# Relations in a set

• Sep 5th 2010, 08:10 AM
atreyyu
Relations in a set
Hello,
Given is a positive integer \$\displaystyle k\$. Prove that out of every set of integers which has more than \$\displaystyle 3^k\$ elements one can pick out a sub-set \$\displaystyle S\$ with \$\displaystyle k+1\$ elements and the following quality:
for any two subsets \$\displaystyle A,B\subseteq S\$ the sum of all elements in A is different from the sum of all elements in B.

I've been trying to play with base-system representation for a while but it leads me nowhere. Your help will be appreciated.
• Sep 5th 2010, 10:43 AM
Pim
I'm not sure about this, but I do have an idea about how you could approach this. Maybe you can prove that there is a subset you can make such that all numbers are "out of reach". For example, for k = 3 and the set is all numbers up until 27, the numbers 1, 4, 9 and 27 satisfy S.
Maybe if you order them and pick the \$\displaystyle 3^0\$th, \$\displaystyle 3^1\$th, \$\displaystyle 3^2\$th, \$\displaystyle 3^3\$th, etc. ?
• Sep 5th 2010, 11:42 AM
atreyyu
Ok, but these numbers don't have to start with 1 and increment by 1, they can be any numbers, including negatives.
• Sep 5th 2010, 10:03 PM
Pim
Yeah, I know.
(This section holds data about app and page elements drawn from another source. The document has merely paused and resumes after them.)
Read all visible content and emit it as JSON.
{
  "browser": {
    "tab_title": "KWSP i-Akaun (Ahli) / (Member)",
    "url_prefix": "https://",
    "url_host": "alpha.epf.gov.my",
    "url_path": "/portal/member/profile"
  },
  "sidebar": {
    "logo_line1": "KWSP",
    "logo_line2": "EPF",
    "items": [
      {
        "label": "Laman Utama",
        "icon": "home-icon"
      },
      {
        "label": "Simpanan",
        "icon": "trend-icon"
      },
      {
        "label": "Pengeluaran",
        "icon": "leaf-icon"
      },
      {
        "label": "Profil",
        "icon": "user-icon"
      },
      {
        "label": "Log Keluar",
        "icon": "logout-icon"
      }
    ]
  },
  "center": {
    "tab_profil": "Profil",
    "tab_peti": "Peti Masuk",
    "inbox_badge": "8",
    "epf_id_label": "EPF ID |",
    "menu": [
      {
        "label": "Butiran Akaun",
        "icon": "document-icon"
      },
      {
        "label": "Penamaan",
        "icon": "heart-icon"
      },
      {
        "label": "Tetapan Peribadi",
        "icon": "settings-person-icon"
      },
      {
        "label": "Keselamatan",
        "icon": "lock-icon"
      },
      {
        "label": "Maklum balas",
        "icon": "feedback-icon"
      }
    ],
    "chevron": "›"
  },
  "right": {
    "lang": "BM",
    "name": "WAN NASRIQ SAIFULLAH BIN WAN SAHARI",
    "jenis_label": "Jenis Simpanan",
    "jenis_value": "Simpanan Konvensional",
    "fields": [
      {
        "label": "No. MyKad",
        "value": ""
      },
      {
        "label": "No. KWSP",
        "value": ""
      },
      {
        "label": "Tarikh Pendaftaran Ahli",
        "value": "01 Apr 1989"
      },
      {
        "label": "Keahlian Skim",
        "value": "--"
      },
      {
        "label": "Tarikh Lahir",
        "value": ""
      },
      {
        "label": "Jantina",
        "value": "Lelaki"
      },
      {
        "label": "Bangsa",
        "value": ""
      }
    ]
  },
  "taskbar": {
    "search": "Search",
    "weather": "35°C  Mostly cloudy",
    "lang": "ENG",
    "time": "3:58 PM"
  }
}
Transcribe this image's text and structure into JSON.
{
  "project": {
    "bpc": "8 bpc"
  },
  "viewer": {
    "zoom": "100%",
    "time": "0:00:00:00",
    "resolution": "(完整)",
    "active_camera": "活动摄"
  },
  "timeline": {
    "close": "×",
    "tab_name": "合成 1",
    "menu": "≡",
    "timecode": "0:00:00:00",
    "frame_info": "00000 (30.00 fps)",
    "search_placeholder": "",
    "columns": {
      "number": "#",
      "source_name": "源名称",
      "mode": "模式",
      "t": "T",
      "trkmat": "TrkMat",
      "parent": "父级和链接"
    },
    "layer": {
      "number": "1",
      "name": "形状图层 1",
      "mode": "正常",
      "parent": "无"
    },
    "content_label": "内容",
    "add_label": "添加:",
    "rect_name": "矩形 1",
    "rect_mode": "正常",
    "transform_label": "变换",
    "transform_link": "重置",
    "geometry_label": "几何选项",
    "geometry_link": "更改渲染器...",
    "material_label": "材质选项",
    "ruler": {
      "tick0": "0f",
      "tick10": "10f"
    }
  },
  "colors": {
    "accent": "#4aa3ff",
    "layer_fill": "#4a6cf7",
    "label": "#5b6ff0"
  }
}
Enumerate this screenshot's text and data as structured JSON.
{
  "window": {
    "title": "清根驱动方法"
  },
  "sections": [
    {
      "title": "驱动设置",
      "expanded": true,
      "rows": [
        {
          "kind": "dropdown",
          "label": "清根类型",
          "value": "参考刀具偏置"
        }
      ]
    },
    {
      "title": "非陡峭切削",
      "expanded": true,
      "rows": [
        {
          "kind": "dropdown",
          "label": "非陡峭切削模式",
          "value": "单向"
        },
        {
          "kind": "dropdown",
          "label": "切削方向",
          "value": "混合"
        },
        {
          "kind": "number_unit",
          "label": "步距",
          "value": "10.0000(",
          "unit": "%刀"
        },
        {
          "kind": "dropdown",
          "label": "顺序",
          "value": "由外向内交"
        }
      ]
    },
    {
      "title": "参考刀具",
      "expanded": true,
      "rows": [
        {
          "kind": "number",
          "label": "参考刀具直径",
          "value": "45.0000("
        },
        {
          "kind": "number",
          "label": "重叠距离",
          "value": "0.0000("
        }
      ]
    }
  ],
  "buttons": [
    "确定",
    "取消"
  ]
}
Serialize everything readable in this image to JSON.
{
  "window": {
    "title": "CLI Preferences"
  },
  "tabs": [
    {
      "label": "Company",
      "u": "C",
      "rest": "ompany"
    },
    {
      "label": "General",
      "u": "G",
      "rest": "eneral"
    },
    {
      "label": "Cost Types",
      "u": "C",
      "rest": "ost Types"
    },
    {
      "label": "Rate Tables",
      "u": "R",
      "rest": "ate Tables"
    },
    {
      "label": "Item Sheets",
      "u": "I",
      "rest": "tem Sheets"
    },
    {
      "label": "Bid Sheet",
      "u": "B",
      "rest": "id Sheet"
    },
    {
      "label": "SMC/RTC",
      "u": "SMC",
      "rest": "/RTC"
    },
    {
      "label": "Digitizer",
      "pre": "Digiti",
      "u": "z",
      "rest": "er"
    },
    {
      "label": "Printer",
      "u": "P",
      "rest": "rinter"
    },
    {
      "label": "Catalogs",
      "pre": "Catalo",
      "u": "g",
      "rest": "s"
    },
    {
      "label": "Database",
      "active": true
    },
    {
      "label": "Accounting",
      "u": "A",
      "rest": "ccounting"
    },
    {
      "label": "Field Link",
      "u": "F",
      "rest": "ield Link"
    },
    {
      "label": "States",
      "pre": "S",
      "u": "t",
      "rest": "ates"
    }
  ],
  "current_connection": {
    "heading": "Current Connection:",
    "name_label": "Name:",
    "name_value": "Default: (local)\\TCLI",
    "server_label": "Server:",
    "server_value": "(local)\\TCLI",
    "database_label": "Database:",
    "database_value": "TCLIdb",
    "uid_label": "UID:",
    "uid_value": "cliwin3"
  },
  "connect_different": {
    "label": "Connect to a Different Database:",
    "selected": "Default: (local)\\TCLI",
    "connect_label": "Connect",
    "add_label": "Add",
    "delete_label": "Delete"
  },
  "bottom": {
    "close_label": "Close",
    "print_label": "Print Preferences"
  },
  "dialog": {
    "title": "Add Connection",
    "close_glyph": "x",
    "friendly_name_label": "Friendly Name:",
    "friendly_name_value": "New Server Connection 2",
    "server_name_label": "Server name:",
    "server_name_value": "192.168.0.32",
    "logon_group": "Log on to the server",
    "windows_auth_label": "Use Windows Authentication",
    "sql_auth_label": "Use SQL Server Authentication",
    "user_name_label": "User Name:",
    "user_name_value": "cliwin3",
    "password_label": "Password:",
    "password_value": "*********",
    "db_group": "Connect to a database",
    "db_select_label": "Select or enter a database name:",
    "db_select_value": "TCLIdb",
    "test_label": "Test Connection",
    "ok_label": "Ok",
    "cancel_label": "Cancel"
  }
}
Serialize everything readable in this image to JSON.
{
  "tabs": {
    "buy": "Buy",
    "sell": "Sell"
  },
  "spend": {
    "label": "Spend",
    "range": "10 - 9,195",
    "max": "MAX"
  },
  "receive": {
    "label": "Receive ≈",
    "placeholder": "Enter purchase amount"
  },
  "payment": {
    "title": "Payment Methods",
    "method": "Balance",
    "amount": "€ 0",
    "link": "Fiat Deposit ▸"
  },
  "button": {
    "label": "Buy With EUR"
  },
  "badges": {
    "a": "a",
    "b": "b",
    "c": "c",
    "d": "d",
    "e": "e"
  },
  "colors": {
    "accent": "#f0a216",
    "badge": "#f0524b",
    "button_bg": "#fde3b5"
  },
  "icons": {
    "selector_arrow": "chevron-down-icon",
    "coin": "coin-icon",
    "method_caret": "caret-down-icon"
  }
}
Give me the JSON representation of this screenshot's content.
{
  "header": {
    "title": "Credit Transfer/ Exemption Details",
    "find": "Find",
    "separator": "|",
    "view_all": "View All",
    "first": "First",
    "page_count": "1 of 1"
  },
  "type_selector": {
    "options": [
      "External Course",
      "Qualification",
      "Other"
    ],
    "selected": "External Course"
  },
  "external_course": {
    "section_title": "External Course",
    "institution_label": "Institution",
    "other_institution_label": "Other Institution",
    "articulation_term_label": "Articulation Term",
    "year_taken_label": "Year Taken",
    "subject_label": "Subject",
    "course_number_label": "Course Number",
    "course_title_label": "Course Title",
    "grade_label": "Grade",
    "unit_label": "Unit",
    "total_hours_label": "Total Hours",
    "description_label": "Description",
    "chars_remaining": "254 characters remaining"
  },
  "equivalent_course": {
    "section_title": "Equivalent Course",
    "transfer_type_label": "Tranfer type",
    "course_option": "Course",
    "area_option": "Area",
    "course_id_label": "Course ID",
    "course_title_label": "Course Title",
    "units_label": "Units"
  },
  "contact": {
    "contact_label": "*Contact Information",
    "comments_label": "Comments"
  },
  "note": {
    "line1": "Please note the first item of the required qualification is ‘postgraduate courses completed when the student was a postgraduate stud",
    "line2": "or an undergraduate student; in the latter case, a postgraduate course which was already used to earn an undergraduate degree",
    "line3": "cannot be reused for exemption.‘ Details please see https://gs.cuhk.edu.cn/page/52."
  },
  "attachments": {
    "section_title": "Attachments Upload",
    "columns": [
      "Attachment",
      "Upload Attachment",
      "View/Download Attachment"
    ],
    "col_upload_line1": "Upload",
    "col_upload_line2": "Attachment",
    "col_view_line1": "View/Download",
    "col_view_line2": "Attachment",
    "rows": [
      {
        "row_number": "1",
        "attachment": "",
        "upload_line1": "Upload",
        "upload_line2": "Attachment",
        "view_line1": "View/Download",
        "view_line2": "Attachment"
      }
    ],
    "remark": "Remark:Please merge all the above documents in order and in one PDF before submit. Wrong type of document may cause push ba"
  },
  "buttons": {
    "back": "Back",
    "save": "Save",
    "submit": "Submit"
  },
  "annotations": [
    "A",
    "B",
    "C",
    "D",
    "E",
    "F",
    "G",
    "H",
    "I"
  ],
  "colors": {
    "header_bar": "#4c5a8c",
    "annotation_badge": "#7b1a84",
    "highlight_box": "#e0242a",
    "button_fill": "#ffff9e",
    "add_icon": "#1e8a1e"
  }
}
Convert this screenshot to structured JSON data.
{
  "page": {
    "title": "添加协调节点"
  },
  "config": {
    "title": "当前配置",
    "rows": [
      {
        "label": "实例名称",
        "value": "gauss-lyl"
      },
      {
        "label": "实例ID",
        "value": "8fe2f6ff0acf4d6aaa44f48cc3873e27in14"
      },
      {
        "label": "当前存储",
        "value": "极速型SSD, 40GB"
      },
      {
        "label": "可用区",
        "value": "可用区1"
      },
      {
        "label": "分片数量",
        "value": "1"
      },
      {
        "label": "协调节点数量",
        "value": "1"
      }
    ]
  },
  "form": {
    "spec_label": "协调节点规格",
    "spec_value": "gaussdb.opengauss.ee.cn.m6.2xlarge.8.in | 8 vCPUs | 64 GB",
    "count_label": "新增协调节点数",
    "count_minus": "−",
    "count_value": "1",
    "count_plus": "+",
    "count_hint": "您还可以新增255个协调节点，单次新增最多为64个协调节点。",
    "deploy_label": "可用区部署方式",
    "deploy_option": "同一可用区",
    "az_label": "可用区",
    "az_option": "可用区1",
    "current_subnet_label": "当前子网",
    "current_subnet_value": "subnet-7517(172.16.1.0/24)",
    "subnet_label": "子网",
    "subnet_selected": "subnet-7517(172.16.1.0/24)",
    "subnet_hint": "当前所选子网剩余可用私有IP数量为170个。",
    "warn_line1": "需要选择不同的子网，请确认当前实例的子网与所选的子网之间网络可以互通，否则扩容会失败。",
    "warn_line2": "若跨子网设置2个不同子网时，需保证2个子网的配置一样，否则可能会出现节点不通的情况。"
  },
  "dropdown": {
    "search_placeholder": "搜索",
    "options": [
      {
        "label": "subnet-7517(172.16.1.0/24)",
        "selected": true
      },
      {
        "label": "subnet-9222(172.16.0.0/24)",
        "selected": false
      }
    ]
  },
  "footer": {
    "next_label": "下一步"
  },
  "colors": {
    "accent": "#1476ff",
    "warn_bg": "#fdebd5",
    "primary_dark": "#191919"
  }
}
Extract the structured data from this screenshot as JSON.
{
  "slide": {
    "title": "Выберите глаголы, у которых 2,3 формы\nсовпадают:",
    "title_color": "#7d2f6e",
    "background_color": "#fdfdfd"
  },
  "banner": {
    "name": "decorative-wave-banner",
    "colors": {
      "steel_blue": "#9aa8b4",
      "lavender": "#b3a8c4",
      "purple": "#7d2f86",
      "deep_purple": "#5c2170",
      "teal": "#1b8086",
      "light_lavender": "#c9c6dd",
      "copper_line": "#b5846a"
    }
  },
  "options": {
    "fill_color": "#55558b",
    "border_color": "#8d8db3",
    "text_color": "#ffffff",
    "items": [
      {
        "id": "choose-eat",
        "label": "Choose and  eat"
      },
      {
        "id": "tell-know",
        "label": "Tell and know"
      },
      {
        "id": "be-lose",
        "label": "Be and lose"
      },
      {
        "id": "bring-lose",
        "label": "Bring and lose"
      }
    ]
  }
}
Hence the "maybe if you order them".
I have no idea how to actually prove this, but this was something that sprang to mind.